Data excerpts >>

---*---

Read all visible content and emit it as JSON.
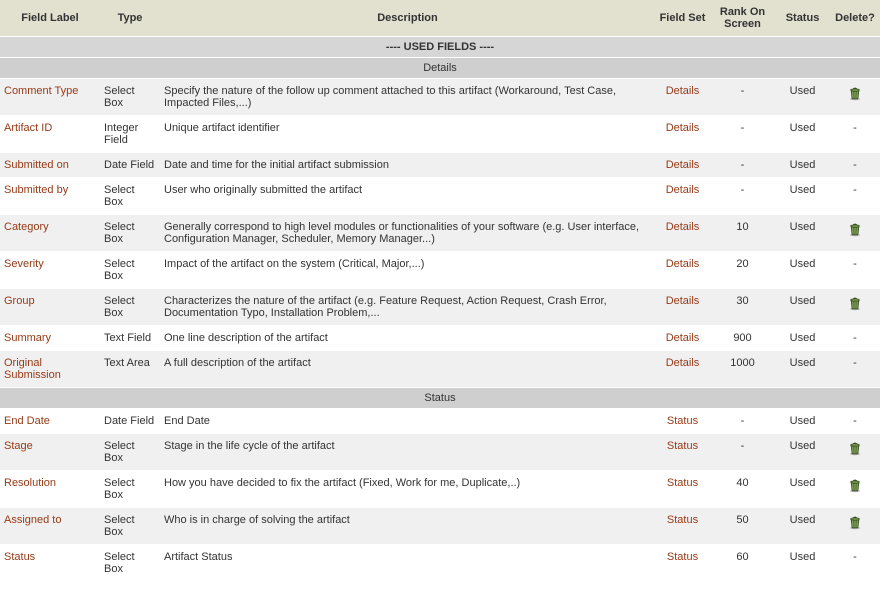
{
  "headers": {
    "label": "Field Label",
    "type": "Type",
    "desc": "Description",
    "fieldset": "Field Set",
    "rank": "Rank On Screen",
    "status": "Status",
    "delete": "Delete?"
  },
  "section_header": "---- USED FIELDS ----",
  "groups": [
    {
      "name": "Details",
      "rows": [
        {
          "label": "Comment Type",
          "type": "Select Box",
          "desc": "Specify the nature of the follow up comment attached to this artifact (Workaround, Test Case, Impacted Files,...)",
          "fieldset": "Details",
          "rank": "-",
          "status": "Used",
          "delete": "icon"
        },
        {
          "label": "Artifact ID",
          "type": "Integer Field",
          "desc": "Unique artifact identifier",
          "fieldset": "Details",
          "rank": "-",
          "status": "Used",
          "delete": "-"
        },
        {
          "label": "Submitted on",
          "type": "Date Field",
          "desc": "Date and time for the initial artifact submission",
          "fieldset": "Details",
          "rank": "-",
          "status": "Used",
          "delete": "-"
        },
        {
          "label": "Submitted by",
          "type": "Select Box",
          "desc": "User who originally submitted the artifact",
          "fieldset": "Details",
          "rank": "-",
          "status": "Used",
          "delete": "-"
        },
        {
          "label": "Category",
          "type": "Select Box",
          "desc": "Generally correspond to high level modules or functionalities of your software (e.g. User interface, Configuration Manager, Scheduler, Memory Manager...)",
          "fieldset": "Details",
          "rank": "10",
          "status": "Used",
          "delete": "icon"
        },
        {
          "label": "Severity",
          "type": "Select Box",
          "desc": "Impact of the artifact on the system (Critical, Major,...)",
          "fieldset": "Details",
          "rank": "20",
          "status": "Used",
          "delete": "-"
        },
        {
          "label": "Group",
          "type": "Select Box",
          "desc": "Characterizes the nature of the artifact (e.g. Feature Request, Action Request, Crash Error, Documentation Typo, Installation Problem,...",
          "fieldset": "Details",
          "rank": "30",
          "status": "Used",
          "delete": "icon"
        },
        {
          "label": "Summary",
          "type": "Text Field",
          "desc": "One line description of the artifact",
          "fieldset": "Details",
          "rank": "900",
          "status": "Used",
          "delete": "-"
        },
        {
          "label": "Original Submission",
          "type": "Text Area",
          "desc": "A full description of the artifact",
          "fieldset": "Details",
          "rank": "1000",
          "status": "Used",
          "delete": "-"
        }
      ]
    },
    {
      "name": "Status",
      "rows": [
        {
          "label": "End Date",
          "type": "Date Field",
          "desc": "End Date",
          "fieldset": "Status",
          "rank": "-",
          "status": "Used",
          "delete": "-"
        },
        {
          "label": "Stage",
          "type": "Select Box",
          "desc": "Stage in the life cycle of the artifact",
          "fieldset": "Status",
          "rank": "-",
          "status": "Used",
          "delete": "icon"
        },
        {
          "label": "Resolution",
          "type": "Select Box",
          "desc": "How you have decided to fix the artifact (Fixed, Work for me, Duplicate,..)",
          "fieldset": "Status",
          "rank": "40",
          "status": "Used",
          "delete": "icon"
        },
        {
          "label": "Assigned to",
          "type": "Select Box",
          "desc": "Who is in charge of solving the artifact",
          "fieldset": "Status",
          "rank": "50",
          "status": "Used",
          "delete": "icon"
        },
        {
          "label": "Status",
          "type": "Select Box",
          "desc": "Artifact Status",
          "fieldset": "Status",
          "rank": "60",
          "status": "Used",
          "delete": "-"
        }
      ]
    }
  ]
}
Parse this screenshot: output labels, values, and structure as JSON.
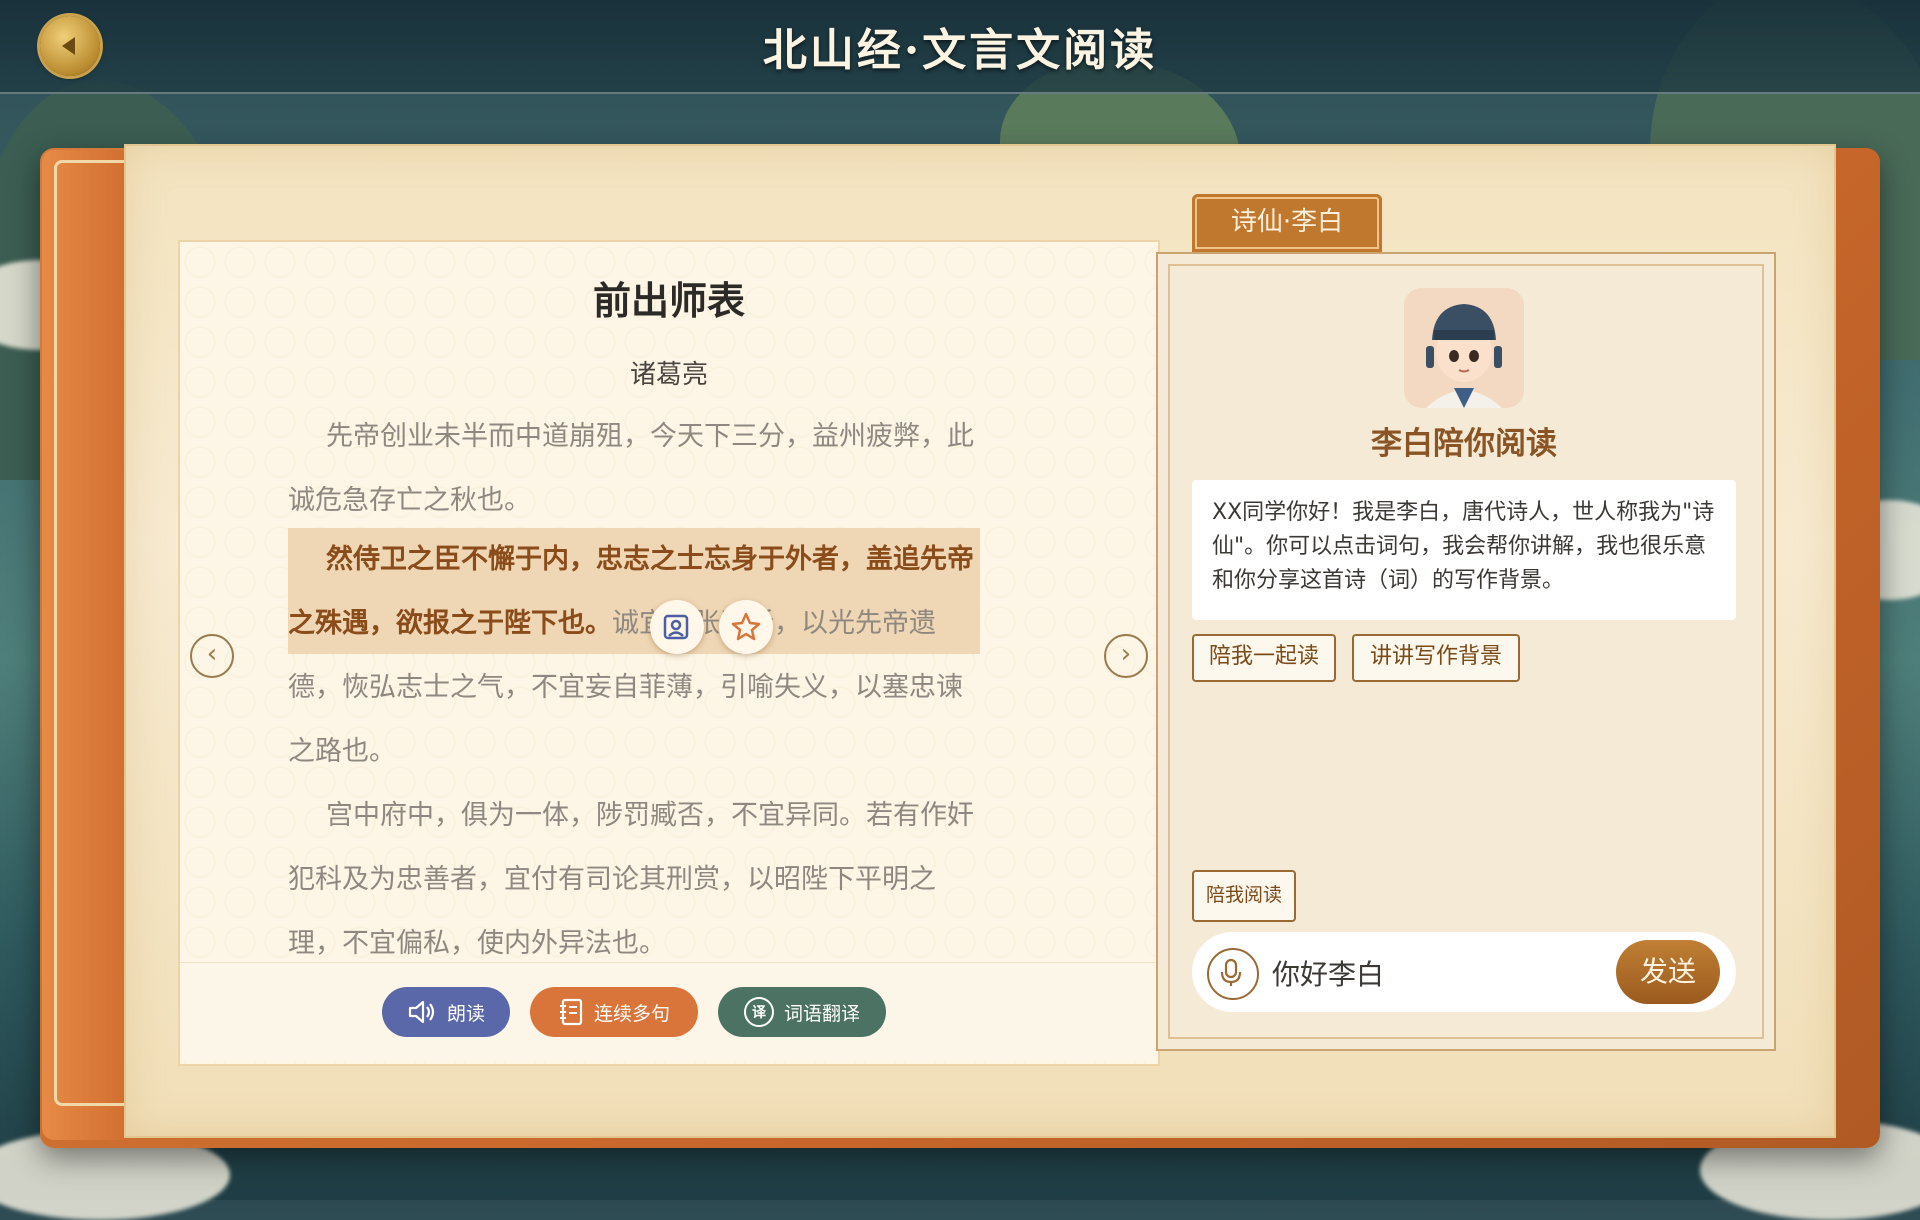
{
  "header": {
    "title": "北山经·文言文阅读",
    "back_icon": "back-arrow-icon"
  },
  "reader": {
    "title": "前出师表",
    "author": "诸葛亮",
    "paragraphs": [
      "先帝创业未半而中道崩殂，今天下三分，益州疲弊，此诚危急存亡之秋也。",
      "然侍卫之臣不懈于内，忠志之士忘身于外者，盖追先帝之殊遇，欲报之于陛下也。",
      "诚宜开张圣听，以光先帝遗德，恢弘志士之气，不宜妄自菲薄，引喻失义，以塞忠谏之路也。",
      "宫中府中，俱为一体，陟罚臧否，不宜异同。若有作奸犯科及为忠善者，宜付有司论其刑赏，以昭陛下平明之理，不宜偏私，使内外异法也。"
    ],
    "highlighted_sentence": "然侍卫之臣不懈于内，忠志之士忘身于外者，盖追先帝之殊遇，欲报之于陛下也。",
    "prev_icon": "chevron-left-icon",
    "next_icon": "chevron-right-icon",
    "actions": {
      "read_aloud": "朗读",
      "continuous": "连续多句",
      "translate": "词语翻译",
      "translate_icon_char": "译"
    }
  },
  "companion": {
    "tab": "诗仙·李白",
    "name": "李白陪你阅读",
    "greeting": "XX同学你好！我是李白，唐代诗人，世人称我为\"诗仙\"。你可以点击词句，我会帮你讲解，我也很乐意和你分享这首诗（词）的写作背景。",
    "options": [
      "陪我一起读",
      "讲讲写作背景"
    ],
    "quick_action": "陪我阅读",
    "input_value": "你好李白",
    "send_label": "发送"
  },
  "colors": {
    "accent": "#c0782e",
    "highlight": "#efd6b4",
    "read_button": "#5a67a8",
    "continuous_button": "#d9753a",
    "translate_button": "#4c7263"
  }
}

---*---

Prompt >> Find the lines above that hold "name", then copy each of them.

Completed exercise >>
      "name": "Details",
      "name": "Status",
    "name": "李白陪你阅读",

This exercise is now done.